What was not even considered yesterday becomes “an unavoidable necessity” today. Tanks for Ukraine are ready. The battlefield is changing: as much as Moscow threatens, the specter of Russian nuclear power seems less daunting. The need to break the stalemate at the front prevails, showing Moscow that the winter has not broken the resolve of Ukraine’s defenders. More tracks and firepower before Putin launches the offensive. Everything follows a script of predictable (and foreseen) escalation, but with somewhat uncertain outcomes: the continuation of the war sets the conditions for the war itself to escalate and for our continued engagement.
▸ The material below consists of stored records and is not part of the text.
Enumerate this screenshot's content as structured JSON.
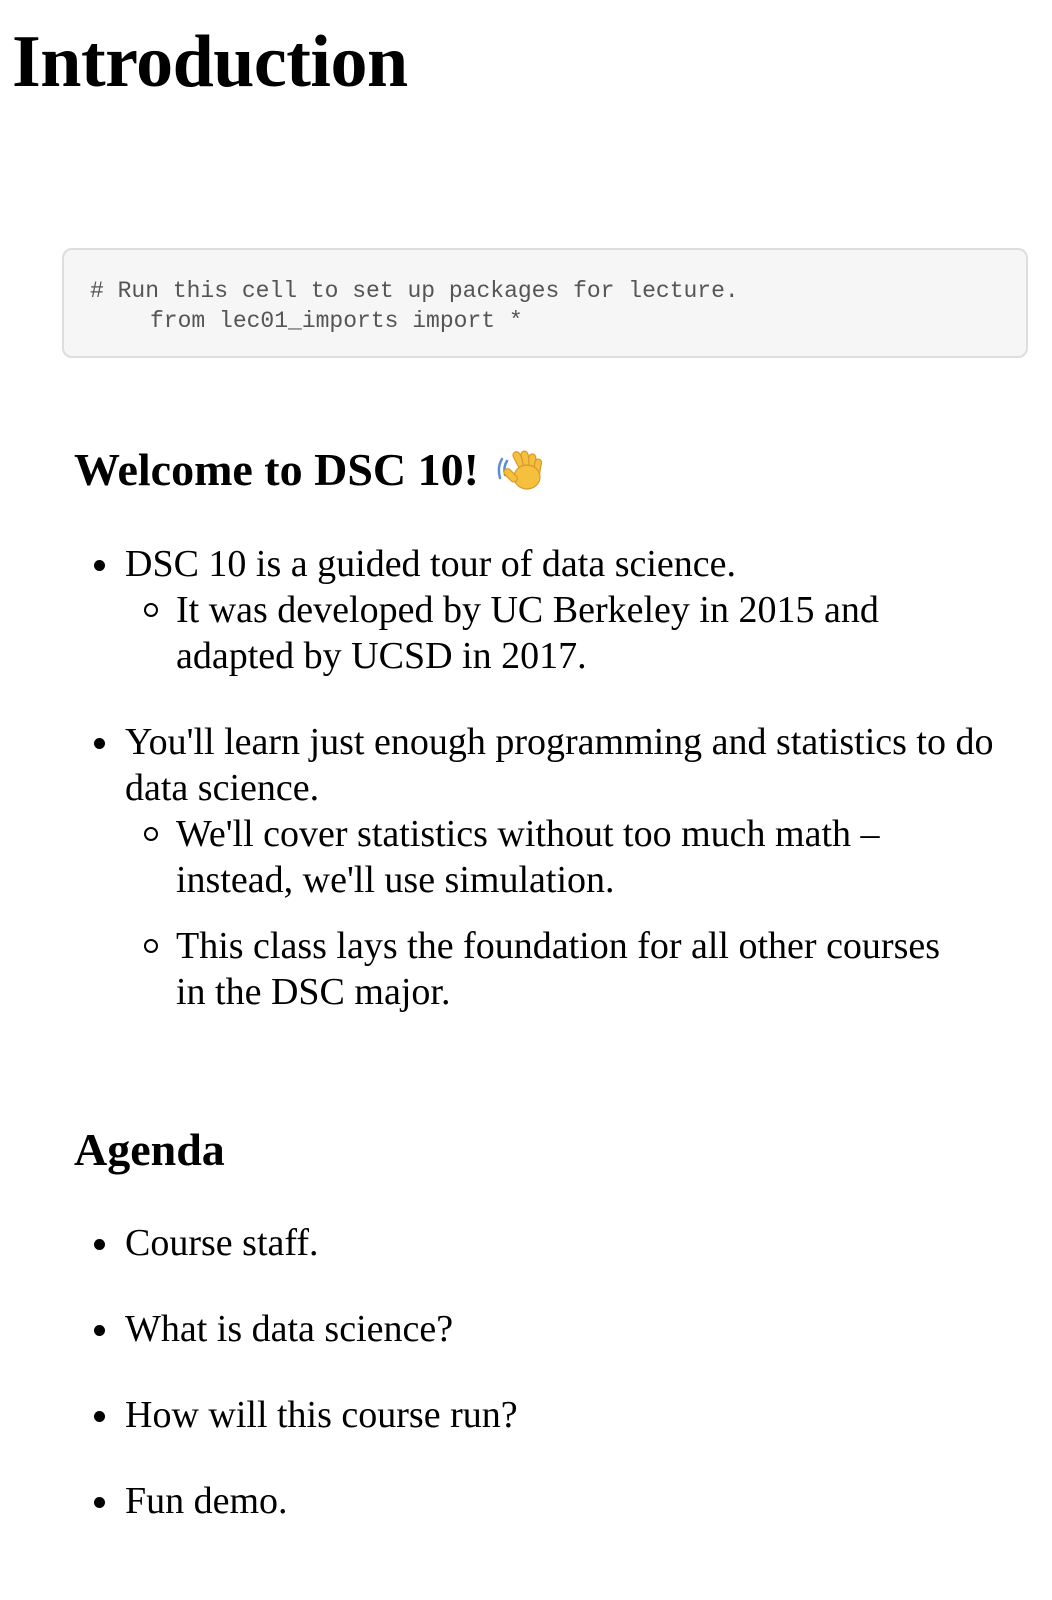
{
  "title": "Introduction",
  "code_cell": {
    "line1": "# Run this cell to set up packages for lecture.",
    "line2": "from lec01_imports import *"
  },
  "welcome": {
    "heading": "Welcome to DSC 10!",
    "icon": "waving-hand-icon",
    "items": [
      {
        "text": "DSC 10 is a guided tour of data science.",
        "sub": [
          "It was developed by UC Berkeley in 2015 and adapted by UCSD in 2017."
        ]
      },
      {
        "text": "You'll learn just enough programming and statistics to do data science.",
        "sub": [
          "We'll cover statistics without too much math – instead, we'll use simulation.",
          "This class lays the foundation for all other courses in the DSC major."
        ]
      }
    ]
  },
  "agenda": {
    "heading": "Agenda",
    "items": [
      "Course staff.",
      "What is data science?",
      "How will this course run?",
      "Fun demo."
    ]
  }
}
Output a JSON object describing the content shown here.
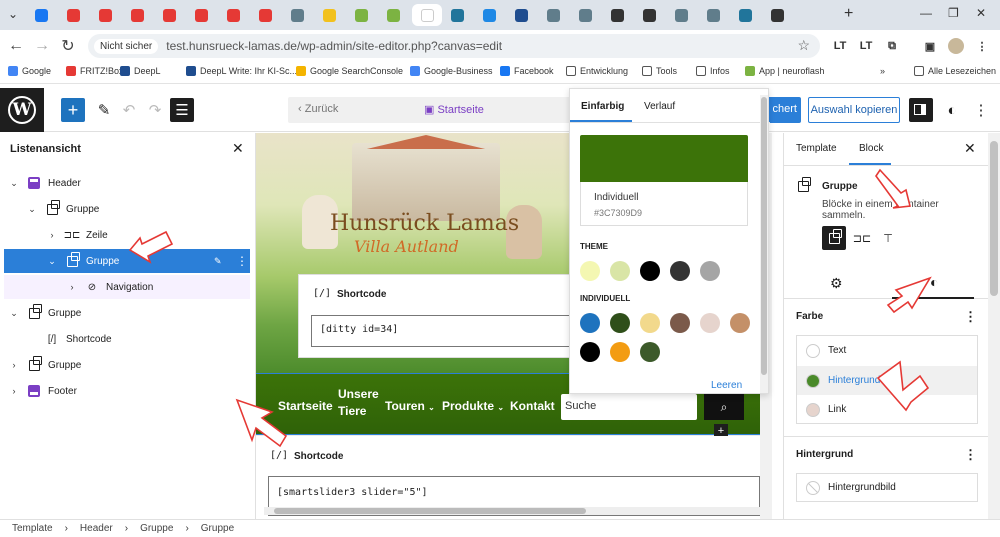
{
  "browser": {
    "tab_favicon_colors": [
      "#1877f2",
      "#e53935",
      "#e53935",
      "#e53935",
      "#e53935",
      "#e53935",
      "#e53935",
      "#e53935",
      "#607d8b",
      "#f2c11d",
      "#7cb342",
      "#7cb342",
      "#ffffff",
      "#21759b",
      "#1e88e5",
      "#1f4d8f",
      "#607d8b",
      "#607d8b",
      "#333333",
      "#333333",
      "#607d8b",
      "#607d8b",
      "#21759b",
      "#333333"
    ],
    "secure_label": "Nicht sicher",
    "url": "test.hunsrueck-lamas.de/wp-admin/site-editor.php?canvas=edit",
    "bookmarks": [
      "Google",
      "FRITZ!Box",
      "DeepL",
      "DeepL Write: Ihr KI-Sc...",
      "Google SearchConsole",
      "Google-Business",
      "Facebook",
      "Entwicklung",
      "Tools",
      "Infos",
      "App | neuroflash"
    ],
    "all_bookmarks": "Alle Lesezeichen"
  },
  "toolbar": {
    "back_label": "Zurück",
    "page_name": "Startseite",
    "save_label": "chert",
    "copy_label": "Auswahl kopieren"
  },
  "list_view": {
    "title": "Listenansicht",
    "items": [
      {
        "label": "Header",
        "icon": "template-part-icon"
      },
      {
        "label": "Gruppe",
        "icon": "group-icon"
      },
      {
        "label": "Zeile",
        "icon": "row-icon"
      },
      {
        "label": "Gruppe",
        "icon": "group-icon",
        "selected": true
      },
      {
        "label": "Navigation",
        "icon": "navigation-icon"
      },
      {
        "label": "Gruppe",
        "icon": "group-icon"
      },
      {
        "label": "Shortcode",
        "icon": "shortcode-icon"
      },
      {
        "label": "Gruppe",
        "icon": "group-icon"
      },
      {
        "label": "Footer",
        "icon": "template-part-icon"
      }
    ]
  },
  "canvas": {
    "brand_title": "Hunsrück Lamas",
    "brand_sub": "Villa Autland",
    "shortcode_label": "Shortcode",
    "shortcode_value": "[ditty id=34]",
    "menu": [
      "Startseite",
      "Unsere Tiere",
      "Touren",
      "Produkte",
      "Kontakt"
    ],
    "search_placeholder": "Suche",
    "shortcode2_label": "Shortcode",
    "shortcode2_value": "[smartslider3 slider=\"5\"]"
  },
  "color_popover": {
    "tab_solid": "Einfarbig",
    "tab_gradient": "Verlauf",
    "selected_name": "Individuell",
    "selected_hex": "#3C7309D9",
    "selected_color": "#3c7309",
    "theme_label": "THEME",
    "theme_colors": [
      "#f4f7b2",
      "#d9e5a6",
      "#000000",
      "#333333",
      "#a5a5a5"
    ],
    "custom_label": "INDIVIDUELL",
    "custom_colors": [
      "#1e73be",
      "#2f4f1a",
      "#f2d98c",
      "#7b5a4a",
      "#e6d4cd",
      "#c49068",
      "#000000",
      "#f39c12",
      "#3c5a2a"
    ],
    "reset_label": "Leeren"
  },
  "sidebar": {
    "tab_template": "Template",
    "tab_block": "Block",
    "block_name": "Gruppe",
    "block_desc": "Blöcke in einem Container sammeln.",
    "farbe_label": "Farbe",
    "farbe_items": [
      {
        "label": "Text",
        "color": "#ffffff"
      },
      {
        "label": "Hintergrund",
        "color": "#4a8a2a"
      },
      {
        "label": "Link",
        "color": "#e6d4cd"
      }
    ],
    "hintergrund_label": "Hintergrund",
    "hintergrund_bild": "Hintergrundbild"
  },
  "breadcrumb": [
    "Template",
    "Header",
    "Gruppe",
    "Gruppe"
  ]
}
In the US, Republican senators say they are “open-minded” and have no taboos about considering new arms shipments, adding that it’s necessary to understand “where we’re headed.” US M1 Abrams will not be operational on the front lines until spring. They serve, however, to overcome the caution of a German leadership that is rethinking everything and senses the center of Europe slipping eastward. Until recently, Pentagon high command questioned the chances of a military victory and contemplated a political one Solution ; today, however, they seem to support the idea of integral reconquest.
Thus, the Ukrainian commandos announce that they will make Russia tremble to the core. Presumably Washington will keep the negotiating option open, assuming that Putin is all about a position of strength: but it certainly won’t talk about it, and we have more intense fighting ahead of us.
So, will we again see war as clashes between industrial machines and battles between tanks? The 31 American Abrams are primarily a political signal: the most relevant aspect is not their military effectiveness compared to the dozens of tanks that the Ukrainians are losing every month. Of course, if we add the German Leopards, then 100+ western tanks, properly concentrated, can pose a major problem in sealing the defensive lines set up by the Russians. But the tanks alone turned out to be more than vulnerable to anti-tank weapons (of which, by the way, the Ukrainians have plenty).
The Ukrainians have so far relied on a strategy of corroding enemy supply lines rather than a linear or frontal breach arrangement. Undermining Russian logistics means weakening the positions captured by the Russians and forcing them to retreat, as happened at Kherson. However, the Russian commands learned from their mistakes and began to spread their funds across the territory, especially in the Rostov region, 80-100 km from the front lines. Today it is more difficult to hit ammunition depots and logistics centers. This justifies Kyiv’s demand for longer-range weapons. And so, certain of the arrival of tanks, the Ukrainians began to ask for fighter jets. Lockheed Martin immediately announced that it would increase production of F-16s. Among the public secrets we can also count the transfer of several MiG-29s from Poland to Ukraine last spring, an operation disguised as the shipment of spare parts and disassembled components.
Russia, on the other hand, relies primarily on the level of loss and suffering it can inflict and tolerate. The army is still unable to ensure that the goals set are achieved. After sacrificing thousands of men in Bakhmut’s meat grinder, Wagner struggles to regain strength, even encountering resistance in the convict pool. He is now looking for recruits in Central Asia, considers a merger with the Chechen armed forces unlikely and is discussing drawing draft evaders and deserters to the front. This will not be enough, because tens of thousands of men are needed: a new mobilization or the formal transition to martial law in Russia are plausible hypotheses.
The wave of resignations of politicians and officials caught up in allegations of corruption in Kyiv is taking the form of a purge that spares no figure the media has cast its shadow on. We are facing a shift in political priorities: as Western partners begin to resume financial aid and military supplies, the image of integrity becomes far more important than respect for the partnerships to which the political entity belongs. Ukraine is completely dependent on aid and investments. Zelensky did not hesitate to praise the big American companies until he appeared as a testimonial, who were cited as an example of how “anyone can become big business” by participating in the great opportunity offered by the Ukrainian way, where they to defend “liberty and property”.
Meanwhile, so-called ambush pornography is rampant on social media: videos showing the killing of enemy soldiers at close range, accompanied by sarcastic soundtracks that mock those bleeding and provoking a flood of smug comments. An endless exercise in inhumanity that we get used to at our limits.